Mixing is tricky, but it isn’t rocket science. If I’ve been working on a track for some time, with lots of different elements in play, and things are getting a bit unruly, I find it very helpful to tune everything down and start again with a faders-only mix – turn off your compressors and EQs. Turn your monitors/headphones right up (this will make you less likely to raise track levels overly high) and gradually raise the levels of your main elements – bass drum, bass line, lead parts etc. – maintaining balance by making sure you can hear each part clearly. Try not to pay attention to where the fader is, mix with your ears, not your eyes. Keep panning in mind too, you can make a lot of space in a mix by pulling elements to the sides. When I take this approach, I’m often surprised at where the faders have ended up.

Parallel Compression

If your kick and bass are sounding a bit weak for your liking, a neat trick is to group them to a buss and use an effects send to throw that audio to an aux-track with an aggressive compressor on it. By aggressive I mean a high ratio, short release (say 60ms) and fast attack (say 2ms). Sending the combined bass/kick signal will cause the compressor to react rhythmically, and when mixed in lightly with your original unaffected bass/kick buss, can add some nice punch and spice to your low-end.

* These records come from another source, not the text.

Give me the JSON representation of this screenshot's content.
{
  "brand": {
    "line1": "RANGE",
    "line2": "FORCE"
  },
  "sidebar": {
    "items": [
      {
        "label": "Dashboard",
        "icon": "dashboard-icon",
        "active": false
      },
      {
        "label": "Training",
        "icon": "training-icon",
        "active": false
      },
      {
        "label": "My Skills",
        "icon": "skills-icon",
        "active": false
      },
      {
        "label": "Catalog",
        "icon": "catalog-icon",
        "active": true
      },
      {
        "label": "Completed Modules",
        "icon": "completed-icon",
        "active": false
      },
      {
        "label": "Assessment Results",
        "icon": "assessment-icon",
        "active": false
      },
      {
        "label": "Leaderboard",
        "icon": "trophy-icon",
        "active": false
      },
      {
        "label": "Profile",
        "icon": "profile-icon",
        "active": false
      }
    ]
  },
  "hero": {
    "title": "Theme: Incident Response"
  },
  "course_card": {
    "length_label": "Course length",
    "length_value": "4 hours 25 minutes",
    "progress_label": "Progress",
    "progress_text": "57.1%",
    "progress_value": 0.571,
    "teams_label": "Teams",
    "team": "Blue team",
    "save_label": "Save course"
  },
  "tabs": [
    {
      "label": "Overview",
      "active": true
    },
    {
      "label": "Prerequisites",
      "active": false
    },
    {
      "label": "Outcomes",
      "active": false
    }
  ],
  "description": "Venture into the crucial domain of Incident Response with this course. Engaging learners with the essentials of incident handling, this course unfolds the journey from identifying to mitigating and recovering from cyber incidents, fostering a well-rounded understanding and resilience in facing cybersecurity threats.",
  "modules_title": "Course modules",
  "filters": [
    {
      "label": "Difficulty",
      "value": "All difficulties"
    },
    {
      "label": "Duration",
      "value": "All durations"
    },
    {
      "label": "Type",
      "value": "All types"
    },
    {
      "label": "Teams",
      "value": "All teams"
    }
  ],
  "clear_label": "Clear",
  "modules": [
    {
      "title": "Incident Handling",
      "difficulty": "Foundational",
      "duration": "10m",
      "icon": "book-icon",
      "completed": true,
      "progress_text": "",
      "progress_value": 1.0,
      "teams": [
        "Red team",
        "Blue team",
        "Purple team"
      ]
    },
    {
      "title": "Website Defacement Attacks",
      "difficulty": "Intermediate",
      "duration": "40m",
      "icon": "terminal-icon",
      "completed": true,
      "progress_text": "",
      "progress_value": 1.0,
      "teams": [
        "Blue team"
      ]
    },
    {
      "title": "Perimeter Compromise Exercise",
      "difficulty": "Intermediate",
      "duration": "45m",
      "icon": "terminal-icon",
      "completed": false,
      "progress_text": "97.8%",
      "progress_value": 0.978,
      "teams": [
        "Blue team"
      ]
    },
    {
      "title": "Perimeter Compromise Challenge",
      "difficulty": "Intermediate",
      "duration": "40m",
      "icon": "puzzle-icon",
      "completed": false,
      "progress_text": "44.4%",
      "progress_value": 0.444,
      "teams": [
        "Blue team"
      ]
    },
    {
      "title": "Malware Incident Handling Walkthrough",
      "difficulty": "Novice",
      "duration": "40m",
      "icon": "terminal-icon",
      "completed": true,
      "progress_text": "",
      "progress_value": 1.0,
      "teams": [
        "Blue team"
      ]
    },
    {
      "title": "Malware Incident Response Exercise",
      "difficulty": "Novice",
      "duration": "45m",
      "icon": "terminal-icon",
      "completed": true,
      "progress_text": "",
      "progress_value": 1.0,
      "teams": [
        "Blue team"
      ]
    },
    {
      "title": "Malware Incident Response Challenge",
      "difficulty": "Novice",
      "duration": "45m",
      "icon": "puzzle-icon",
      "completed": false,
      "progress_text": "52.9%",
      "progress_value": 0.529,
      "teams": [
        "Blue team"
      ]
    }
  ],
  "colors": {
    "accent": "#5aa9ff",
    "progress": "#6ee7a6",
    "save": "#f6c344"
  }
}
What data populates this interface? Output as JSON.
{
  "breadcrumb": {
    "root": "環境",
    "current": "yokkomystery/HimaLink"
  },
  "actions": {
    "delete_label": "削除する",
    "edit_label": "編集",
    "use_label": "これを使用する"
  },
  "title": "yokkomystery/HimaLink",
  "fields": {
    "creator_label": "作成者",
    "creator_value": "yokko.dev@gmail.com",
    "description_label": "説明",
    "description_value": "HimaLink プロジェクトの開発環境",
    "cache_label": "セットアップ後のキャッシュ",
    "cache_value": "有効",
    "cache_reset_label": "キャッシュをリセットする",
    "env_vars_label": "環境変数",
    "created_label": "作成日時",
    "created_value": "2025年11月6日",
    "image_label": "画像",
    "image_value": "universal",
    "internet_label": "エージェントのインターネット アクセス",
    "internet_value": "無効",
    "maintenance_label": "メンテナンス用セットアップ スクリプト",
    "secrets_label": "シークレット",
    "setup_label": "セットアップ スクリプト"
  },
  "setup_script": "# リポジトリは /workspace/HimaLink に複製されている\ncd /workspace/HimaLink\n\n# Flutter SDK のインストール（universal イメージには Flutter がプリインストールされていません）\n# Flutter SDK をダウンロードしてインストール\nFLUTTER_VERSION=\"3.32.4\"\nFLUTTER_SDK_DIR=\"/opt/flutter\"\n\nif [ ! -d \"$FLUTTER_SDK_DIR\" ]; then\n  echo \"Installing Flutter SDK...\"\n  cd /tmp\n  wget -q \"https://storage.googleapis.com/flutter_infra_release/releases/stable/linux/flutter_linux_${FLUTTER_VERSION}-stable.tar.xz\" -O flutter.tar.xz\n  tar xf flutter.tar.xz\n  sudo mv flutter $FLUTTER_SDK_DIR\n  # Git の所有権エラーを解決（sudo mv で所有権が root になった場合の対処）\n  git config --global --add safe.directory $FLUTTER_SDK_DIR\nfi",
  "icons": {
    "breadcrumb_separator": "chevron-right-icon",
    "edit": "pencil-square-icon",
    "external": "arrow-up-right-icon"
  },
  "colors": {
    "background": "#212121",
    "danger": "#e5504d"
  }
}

This is an area that different compressors will sound different in as you raise their make-up gain – analogue style compressors are considered the go-to as they add a nice overdriven character.

Mid/Side EQ

When you throw an EQ on a stereo track in your recording software of choice, I’m willing to bet it defaults to a standard stereo EQ. There’s a whole other method of EQing that’s immensely helpful for cleaning up your mixes called Middle/Side. It’s specifically for stereo tracks as it splits your dual track signal into mono and stereo parts (referred to as middle and sides respectively). This means, for example, you can carve stray bass frequencies out of your left and right channels and leave the bass mono. You’ll be surprised how much of a difference this can make to your overall mix.

Bonus tip, messing with the stereo-image is an under-utilised effect in electronic music, gradually automating things to become mono is a great way to build tension, then blow people’s brains apart when the beat drops and you return your track to a full stereo image.

Revisit last month’s electronic music production column here